400 comments | about 2 months ago
mrspoonsi writes: New York City announced today it has picked the companies that will deliver the technology behind its deployment of free, gigabit Wi-Fi to pay phone stations throughout the city. The LinkNYC stations will also include charging outlets, touchscreen displays that interface with city services, and free U.S. calling. It will be funded through advertising. Construction will begin in 2015, and officials expect up to 10,000 stations to be installed before it's done.
106 comments | about 2 months ago
An anonymous reader writes According to a lawsuit filed Friday in a New York court, when Jeremy Zielinski signed up for Time Warner Internet service after seeing an ad that it was $34.99 a month, he didn't expect his first bill to be more than $94. He didn't expect he'd have to fight for weeks to resolve it. And he didn't expect that, Time Warner's next step would be to sell him faster speeds, not bother to tell him his modem couldn't handle them, send him a bill anyway, then demand that he drive to the local office at his own expense to get a compatible modem. So he's taking the cable giant to court, accusing it of false advertising and deceptive business practices.
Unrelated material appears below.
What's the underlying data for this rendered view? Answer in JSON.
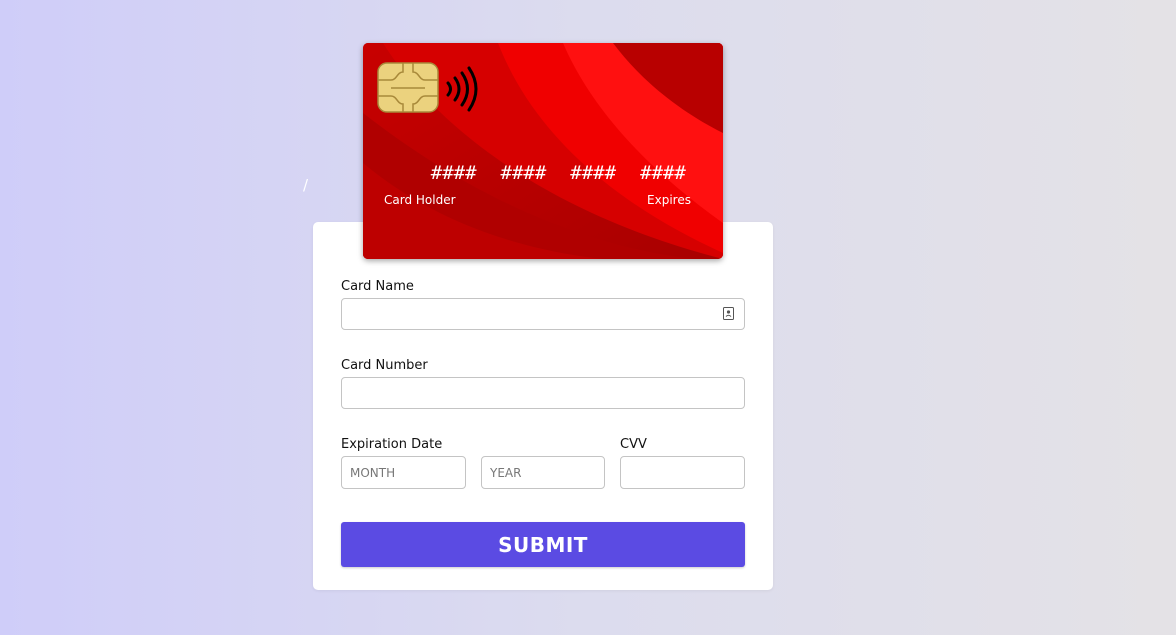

While a lone individual fighting in court against the second largest cable company in the world certainly doesn't have the odds in his favor, this could get interesting. According to the complaint, he opted out of TWC's binding arbitration clause a few days after he opened his account, so he might have a shot of keeping this issue in real court. Stay tuned for more.
223 comments | about 2 months ago
First time accepted submitter Biswa writes YouTube launched its ad-free subscription music service called MusicKey. today. From the TechCrunch article: "YouTube finally unveiled its subscription music service today, and in some ways it’s very much like existing streaming music services, especially since it comes bundled with Google Play Music All Access. But YouTube Music Key also very much not like other streaming music services, because of the ways in which music is (or rather isn’t) defined on YouTube. One of the first questions I had about Google Music Key was how the company would define what kind of content from YouTube gets included: Would a home-shot cover of a Black Keys song with 253 views be as ad-free as the official music video for the original? Or was this a private club, designed for the traditionally defined music industry? Turns out, the nature of what Music Key encompasses is somewhat of a moving target, and the limited beta access that will initially gate entry to the service is in part due to that variability."
105 comments | about 2 months ago